The appendix is a small, dead-end pouch, situated just below the point where the small intestine empties into the large; it is, therefore, located in the right lower fourth of the abdomen. The appendix performs no useful digestive function, its chief importance arising from the fact that it occasionally becomes inflamed-appendicitis-and can pose a threat of serious and spreading infection within the abdomen.
Although appendicitis is generally regarded as a disease of children and young adults, it can occur in all age groups, including the elderly. Its symptoms may be deceptively mild, particularly at the beginning, and can easily be dismissed as -an upset stomach.” Typically, it starts with cramping abdominal pains experienced in the upper abdomen, generally above the level of the “belly button” (navel). There is usually an associated loss of appetite which may progress to nausea and occasionally to vomiting.
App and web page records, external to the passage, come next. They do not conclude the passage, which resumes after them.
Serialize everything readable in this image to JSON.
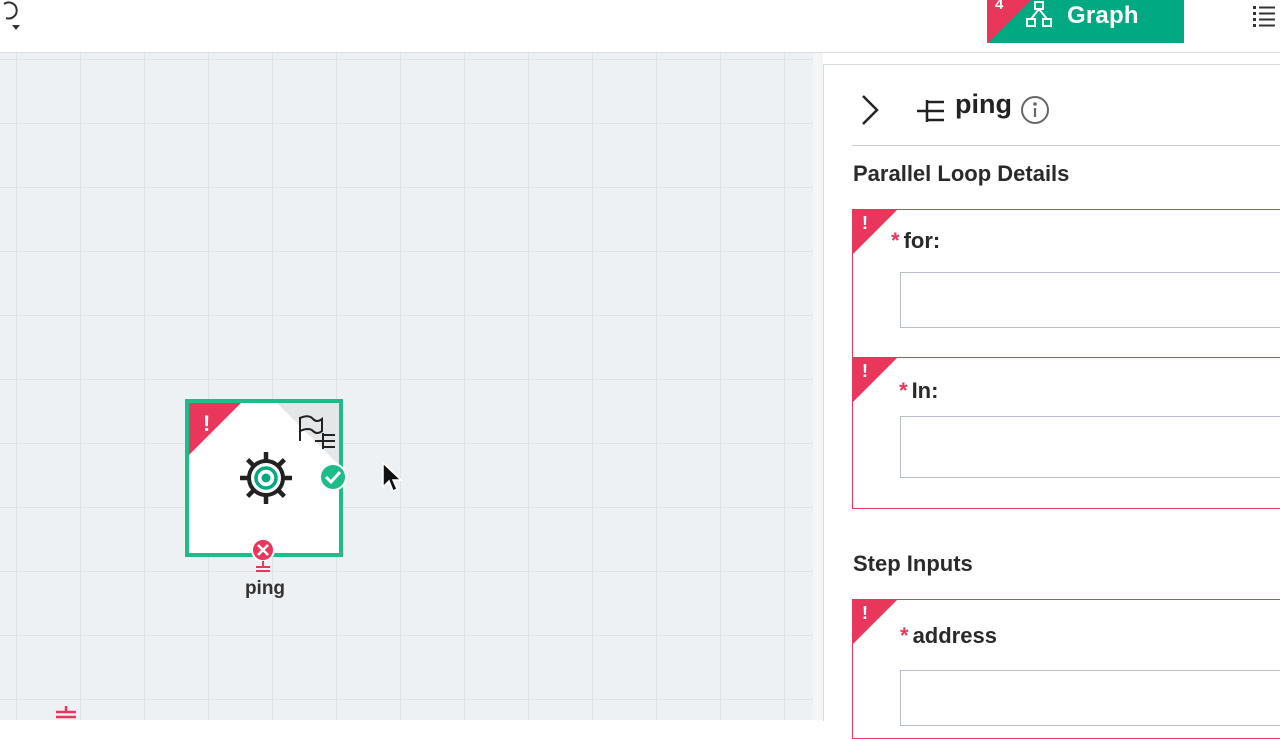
{
  "toolbar": {
    "graph_tab_label": "Graph",
    "graph_tab_badge": "4"
  },
  "canvas": {
    "node": {
      "label": "ping",
      "has_error": true,
      "error_mark": "!"
    }
  },
  "panel": {
    "step_name": "ping",
    "section_loop_title": "Parallel Loop Details",
    "fields_loop": [
      {
        "label": "for:",
        "required_mark": "*",
        "error_mark": "!",
        "value": ""
      },
      {
        "label": "In:",
        "required_mark": "*",
        "error_mark": "!",
        "value": ""
      }
    ],
    "section_inputs_title": "Step Inputs",
    "fields_inputs": [
      {
        "label": "address",
        "required_mark": "*",
        "error_mark": "!",
        "value": ""
      }
    ]
  },
  "colors": {
    "accent": "#01a982",
    "error": "#e8375a",
    "node_border": "#1dbd8a"
  },
  "icons": [
    "undo-icon",
    "graph-icon",
    "list-icon",
    "gear-icon",
    "parallel-loop-icon",
    "flag-icon",
    "check-icon",
    "close-icon",
    "chevron-right-icon",
    "info-icon",
    "mouse-cursor-icon"
  ]
}
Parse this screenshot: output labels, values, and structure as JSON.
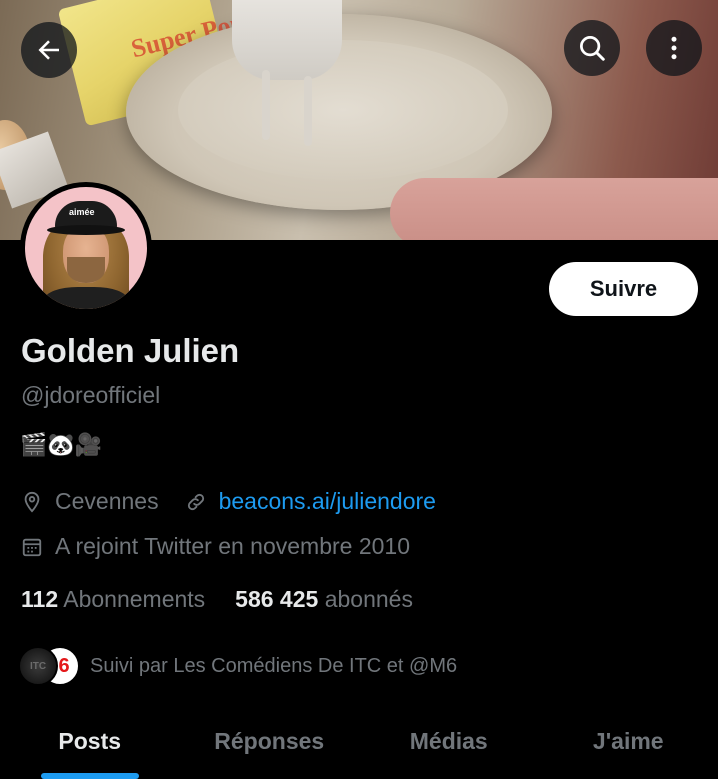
{
  "header": {
    "back_icon": "arrow-left-icon",
    "search_icon": "search-icon",
    "more_icon": "more-vertical-icon",
    "banner_text": "Super Poul"
  },
  "profile": {
    "avatar_hat_text": "aimée",
    "follow_label": "Suivre",
    "name": "Golden Julien",
    "handle": "@jdoreofficiel",
    "bio": "🎬🐼🎥",
    "location": "Cevennes",
    "link": "beacons.ai/juliendore",
    "joined": "A rejoint Twitter en novembre 2010"
  },
  "stats": {
    "following_count": "112",
    "following_label": "Abonnements",
    "followers_count": "586 425",
    "followers_label": "abonnés"
  },
  "followed_by": {
    "avatar1_text": "ITC",
    "avatar2_text": "6",
    "text": "Suivi par Les Comédiens De ITC et @M6"
  },
  "tabs": [
    {
      "label": "Posts",
      "active": true
    },
    {
      "label": "Réponses",
      "active": false
    },
    {
      "label": "Médias",
      "active": false
    },
    {
      "label": "J'aime",
      "active": false
    }
  ],
  "colors": {
    "background": "#000000",
    "text_primary": "#e7e9ea",
    "text_secondary": "#71767b",
    "accent": "#1d9bf0",
    "follow_button_bg": "#ffffff"
  }
}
Over the course of the next six to twelve hours there is increasing localization of pain in the abdominal region of the appendix.
The appendix is inches below and to the right of the navel. The pain here will be steady. and will increase if the patient coughs or is asked to “blow out” the abdomen. When the doctor makes his examination, he will look for such signs as:
1. Tenderness to pressure in the area,
2. Guarding-involuntary tightening up of the abdominal muscle overlying the inflamed appendix.
3. Rebound-the sudden sharp increase in pain produced %k hen manual pressure in this region is suddenly released.
There may not always be certainty in diagnosing acute appendicitis: among some of the conditions that imitate it are ovulation with the release of an egg and certain inflammations, generally viral, of the abdominal lymph glands. It may therefore be considered wise to hospitalize a suspected case of appendicitis for repeated blood cell counts and observations before the diagnosis can be established.
Treatment. There are no first-aid measures of any value in appendicitis, An icebag placed over the region may produce some relief of pain. Nothing should be given by mouth. Above all be sure to avoid the use of laxatives. It is a grievous error to mistake acute appendicitis as “gas pains” or “spastic constipation” and take a laxative, for this may produce rupture of the inflamed appendix and a spreading peritonitis. Clearly, both diagnosis and treatment require the skill of a doctor, who must check the patient. Remember that there are unusual cases of appendicitis in which the person feels “a little sick,” has a little soreness over the region of the appendix, and yet proves to have a severely inflamed appendix when surgery is performed. The degree of inflammation cannot be judged by fever; this seldom exceeds 100°F. by mouth throughout the early stages,